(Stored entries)
---
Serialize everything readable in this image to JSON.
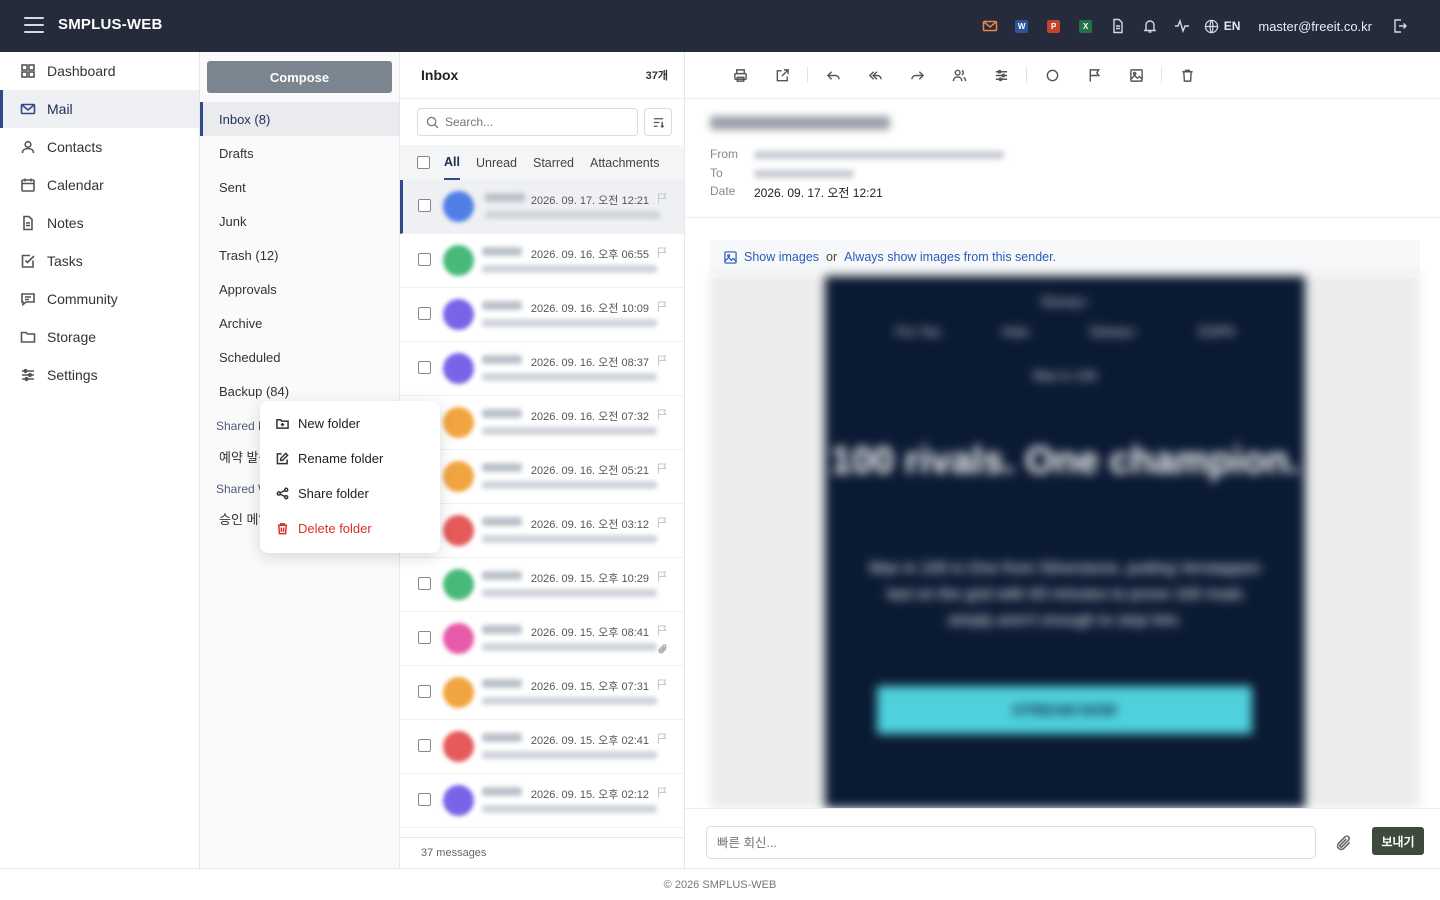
{
  "app": {
    "brand": "SMPLUS-WEB",
    "user": "master@freeit.co.kr",
    "lang": "EN"
  },
  "nav": [
    {
      "label": "Dashboard",
      "icon": "dashboard-icon"
    },
    {
      "label": "Mail",
      "icon": "mail-icon",
      "active": true
    },
    {
      "label": "Contacts",
      "icon": "contacts-icon"
    },
    {
      "label": "Calendar",
      "icon": "calendar-icon"
    },
    {
      "label": "Notes",
      "icon": "notes-icon"
    },
    {
      "label": "Tasks",
      "icon": "tasks-icon"
    },
    {
      "label": "Community",
      "icon": "community-icon"
    },
    {
      "label": "Storage",
      "icon": "folder-icon"
    },
    {
      "label": "Settings",
      "icon": "settings-icon"
    }
  ],
  "folders": {
    "compose": "Compose",
    "items": [
      "Inbox (8)",
      "Drafts",
      "Sent",
      "Junk",
      "Trash (12)",
      "Approvals",
      "Archive",
      "Scheduled",
      "Backup (84)"
    ],
    "shared_b": "Shared B",
    "shared_b_item": "예약 발송",
    "shared_w": "Shared W",
    "shared_w_item": "승인 메일"
  },
  "context_menu": {
    "new": "New folder",
    "rename": "Rename folder",
    "share": "Share folder",
    "delete": "Delete folder"
  },
  "list": {
    "title": "Inbox",
    "count": "37개",
    "search_placeholder": "Search...",
    "tabs": [
      "All",
      "Unread",
      "Starred",
      "Attachments"
    ],
    "footer": "37 messages",
    "rows": [
      {
        "date": "2026. 09. 17. 오전 12:21",
        "avatar": "#4f7fe6",
        "selected": true
      },
      {
        "date": "2026. 09. 16. 오후 06:55",
        "avatar": "#49b97a"
      },
      {
        "date": "2026. 09. 16. 오전 10:09",
        "avatar": "#7a63e8"
      },
      {
        "date": "2026. 09. 16. 오전 08:37",
        "avatar": "#7a63e8"
      },
      {
        "date": "2026. 09. 16. 오전 07:32",
        "avatar": "#f1a540"
      },
      {
        "date": "2026. 09. 16. 오전 05:21",
        "avatar": "#f1a540"
      },
      {
        "date": "2026. 09. 16. 오전 03:12",
        "avatar": "#e65a5a"
      },
      {
        "date": "2026. 09. 15. 오후 10:29",
        "avatar": "#49b97a"
      },
      {
        "date": "2026. 09. 15. 오후 08:41",
        "avatar": "#e65aa8",
        "attachment": true
      },
      {
        "date": "2026. 09. 15. 오후 07:31",
        "avatar": "#f1a540"
      },
      {
        "date": "2026. 09. 15. 오후 02:41",
        "avatar": "#e65a5a"
      },
      {
        "date": "2026. 09. 15. 오후 02:12",
        "avatar": "#7a63e8"
      }
    ]
  },
  "reader": {
    "from_label": "From",
    "to_label": "To",
    "date_label": "Date",
    "date_value": "2026. 09. 17. 오전 12:21",
    "notice_show": "Show images",
    "notice_or": "or",
    "notice_always": "Always show images from this sender.",
    "newsletter": {
      "brand": "Disney+",
      "links": [
        "For You",
        "Hulu",
        "Disney+",
        "ESPN"
      ],
      "tag": "Max in 100",
      "headline": "100 rivals. One champion.",
      "body": "Max in 100 is One from Silverstone, putting Verstappen last on the grid with 60 minutes to prove 100 rivals simply aren't enough to stop him.",
      "cta": "STREAM NOW"
    },
    "reply_placeholder": "빠른 회신...",
    "send": "보내기"
  },
  "footer": "© 2026 SMPLUS-WEB",
  "colors": {
    "topbar": "#252b3b",
    "accent": "#2f4a86",
    "danger": "#d9322b",
    "send": "#3e4a3b"
  }
}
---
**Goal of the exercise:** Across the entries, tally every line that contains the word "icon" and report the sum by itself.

**Output:** 9